(Data about app and page elements)
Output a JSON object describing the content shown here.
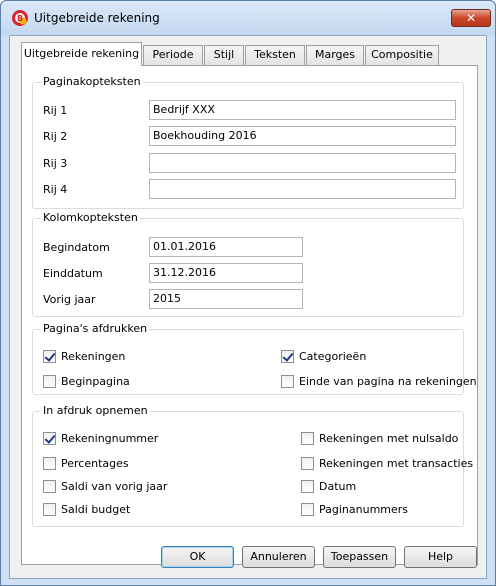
{
  "window": {
    "title": "Uitgebreide rekening",
    "close_glyph": "✕"
  },
  "tabs": [
    {
      "label": "Uitgebreide rekening"
    },
    {
      "label": "Periode"
    },
    {
      "label": "Stijl"
    },
    {
      "label": "Teksten"
    },
    {
      "label": "Marges"
    },
    {
      "label": "Compositie"
    }
  ],
  "page_headers": {
    "title": "Paginakopteksten",
    "rows": [
      {
        "label": "Rij 1",
        "value": "Bedrijf XXX"
      },
      {
        "label": "Rij 2",
        "value": "Boekhouding 2016"
      },
      {
        "label": "Rij 3",
        "value": ""
      },
      {
        "label": "Rij 4",
        "value": ""
      }
    ]
  },
  "column_headers": {
    "title": "Kolomkopteksten",
    "rows": [
      {
        "label": "Begindatom",
        "value": "01.01.2016"
      },
      {
        "label": "Einddatum",
        "value": "31.12.2016"
      },
      {
        "label": "Vorig jaar",
        "value": "2015"
      }
    ]
  },
  "print_pages": {
    "title": "Pagina's afdrukken",
    "options": [
      {
        "label": "Rekeningen",
        "checked": true
      },
      {
        "label": "Categorieën",
        "checked": true
      },
      {
        "label": "Beginpagina",
        "checked": false
      },
      {
        "label": "Einde van pagina na rekeningen",
        "checked": false
      }
    ]
  },
  "include": {
    "title": "In afdruk opnemen",
    "options": [
      {
        "label": "Rekeningnummer",
        "checked": true
      },
      {
        "label": "Rekeningen met nulsaldo",
        "checked": false
      },
      {
        "label": "Percentages",
        "checked": false
      },
      {
        "label": "Rekeningen met transacties",
        "checked": false
      },
      {
        "label": "Saldi van vorig jaar",
        "checked": false
      },
      {
        "label": "Datum",
        "checked": false
      },
      {
        "label": "Saldi budget",
        "checked": false
      },
      {
        "label": "Paginanummers",
        "checked": false
      }
    ]
  },
  "buttons": {
    "ok": "OK",
    "cancel": "Annuleren",
    "apply": "Toepassen",
    "help": "Help"
  },
  "colors": {
    "check": "#1f3a8a",
    "titlebar": "#cfe0f4",
    "close": "#c9462c"
  }
}
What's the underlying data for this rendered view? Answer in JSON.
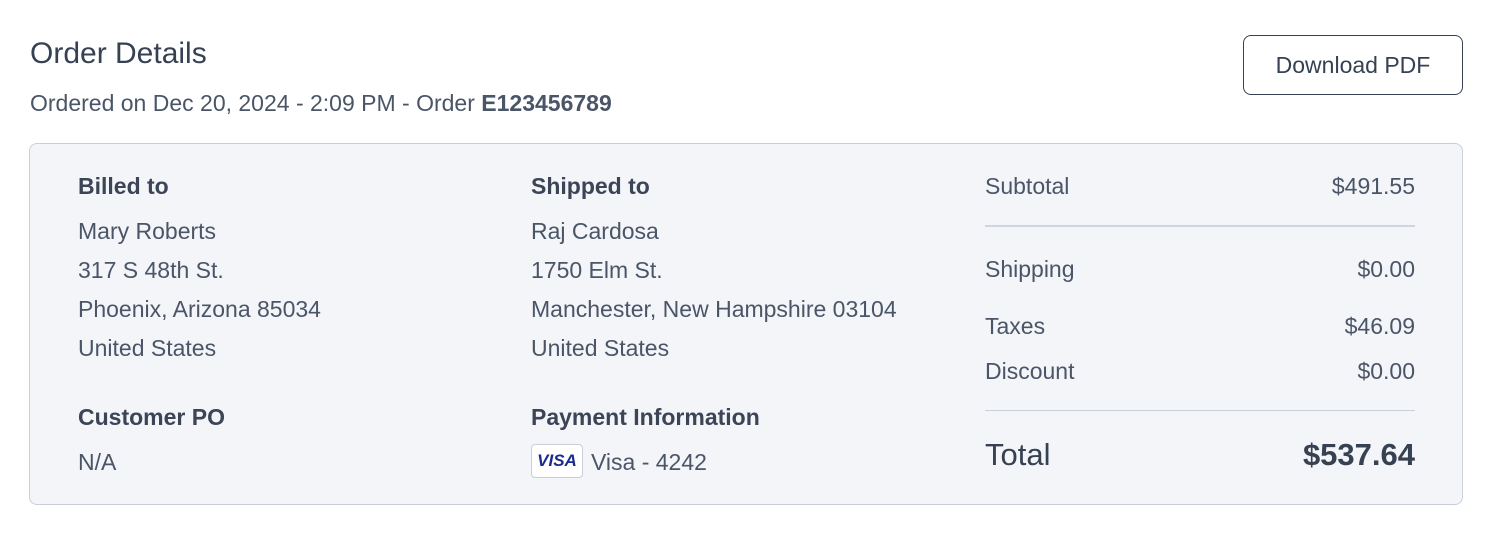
{
  "header": {
    "title": "Order Details",
    "meta_prefix": "Ordered on Dec 20, 2024 - 2:09 PM - Order ",
    "order_id": "E123456789",
    "download_label": "Download PDF"
  },
  "billed_to": {
    "label": "Billed to",
    "name": "Mary Roberts",
    "street": "317 S 48th St.",
    "city_line": "Phoenix, Arizona 85034",
    "country": "United States"
  },
  "shipped_to": {
    "label": "Shipped to",
    "name": "Raj Cardosa",
    "street": "1750 Elm St.",
    "city_line": "Manchester, New Hampshire 03104",
    "country": "United States"
  },
  "customer_po": {
    "label": "Customer PO",
    "value": "N/A"
  },
  "payment": {
    "label": "Payment Information",
    "card_brand_logo": "VISA",
    "card_text": "Visa - 4242"
  },
  "summary": {
    "subtotal_label": "Subtotal",
    "subtotal_value": "$491.55",
    "shipping_label": "Shipping",
    "shipping_value": "$0.00",
    "taxes_label": "Taxes",
    "taxes_value": "$46.09",
    "discount_label": "Discount",
    "discount_value": "$0.00",
    "total_label": "Total",
    "total_value": "$537.64"
  },
  "colors": {
    "card_background": "#f3f5f9",
    "card_border": "#c8cfd9",
    "text_primary": "#364152",
    "visa_blue": "#1a2a8f"
  }
}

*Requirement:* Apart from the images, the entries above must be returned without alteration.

*Solution for this task:*
Output a JSON object describing the content shown here.
{
  "window": {
    "title": "Uitgebreide rekening",
    "close_glyph": "✕"
  },
  "tabs": [
    {
      "label": "Uitgebreide rekening"
    },
    {
      "label": "Periode"
    },
    {
      "label": "Stijl"
    },
    {
      "label": "Teksten"
    },
    {
      "label": "Marges"
    },
    {
      "label": "Compositie"
    }
  ],
  "page_headers": {
    "title": "Paginakopteksten",
    "rows": [
      {
        "label": "Rij 1",
        "value": "Bedrijf XXX"
      },
      {
        "label": "Rij 2",
        "value": "Boekhouding 2016"
      },
      {
        "label": "Rij 3",
        "value": ""
      },
      {
        "label": "Rij 4",
        "value": ""
      }
    ]
  },
  "column_headers": {
    "title": "Kolomkopteksten",
    "rows": [
      {
        "label": "Begindatom",
        "value": "01.01.2016"
      },
      {
        "label": "Einddatum",
        "value": "31.12.2016"
      },
      {
        "label": "Vorig jaar",
        "value": "2015"
      }
    ]
  },
  "print_pages": {
    "title": "Pagina's afdrukken",
    "options": [
      {
        "label": "Rekeningen",
        "checked": true
      },
      {
        "label": "Categorieën",
        "checked": true
      },
      {
        "label": "Beginpagina",
        "checked": false
      },
      {
        "label": "Einde van pagina na rekeningen",
        "checked": false
      }
    ]
  },
  "include": {
    "title": "In afdruk opnemen",
    "options": [
      {
        "label": "Rekeningnummer",
        "checked": true
      },
      {
        "label": "Rekeningen met nulsaldo",
        "checked": false
      },
      {
        "label": "Percentages",
        "checked": false
      },
      {
        "label": "Rekeningen met transacties",
        "checked": false
      },
      {
        "label": "Saldi van vorig jaar",
        "checked": false
      },
      {
        "label": "Datum",
        "checked": false
      },
      {
        "label": "Saldi budget",
        "checked": false
      },
      {
        "label": "Paginanummers",
        "checked": false
      }
    ]
  },
  "buttons": {
    "ok": "OK",
    "cancel": "Annuleren",
    "apply": "Toepassen",
    "help": "Help"
  },
  "colors": {
    "check": "#1f3a8a",
    "titlebar": "#cfe0f4",
    "close": "#c9462c"
  }
}
What's the underlying data for this rendered view? Answer in JSON.
{
  "header": {
    "title": "Order Details",
    "meta_prefix": "Ordered on Dec 20, 2024 - 2:09 PM - Order ",
    "order_id": "E123456789",
    "download_label": "Download PDF"
  },
  "billed_to": {
    "label": "Billed to",
    "name": "Mary Roberts",
    "street": "317 S 48th St.",
    "city_line": "Phoenix, Arizona 85034",
    "country": "United States"
  },
  "shipped_to": {
    "label": "Shipped to",
    "name": "Raj Cardosa",
    "street": "1750 Elm St.",
    "city_line": "Manchester, New Hampshire 03104",
    "country": "United States"
  },
  "customer_po": {
    "label": "Customer PO",
    "value": "N/A"
  },
  "payment": {
    "label": "Payment Information",
    "card_brand_logo": "VISA",
    "card_text": "Visa - 4242"
  },
  "summary": {
    "subtotal_label": "Subtotal",
    "subtotal_value": "$491.55",
    "shipping_label": "Shipping",
    "shipping_value": "$0.00",
    "taxes_label": "Taxes",
    "taxes_value": "$46.09",
    "discount_label": "Discount",
    "discount_value": "$0.00",
    "total_label": "Total",
    "total_value": "$537.64"
  },
  "colors": {
    "card_background": "#f3f5f9",
    "card_border": "#c8cfd9",
    "text_primary": "#364152",
    "visa_blue": "#1a2a8f"
  }
}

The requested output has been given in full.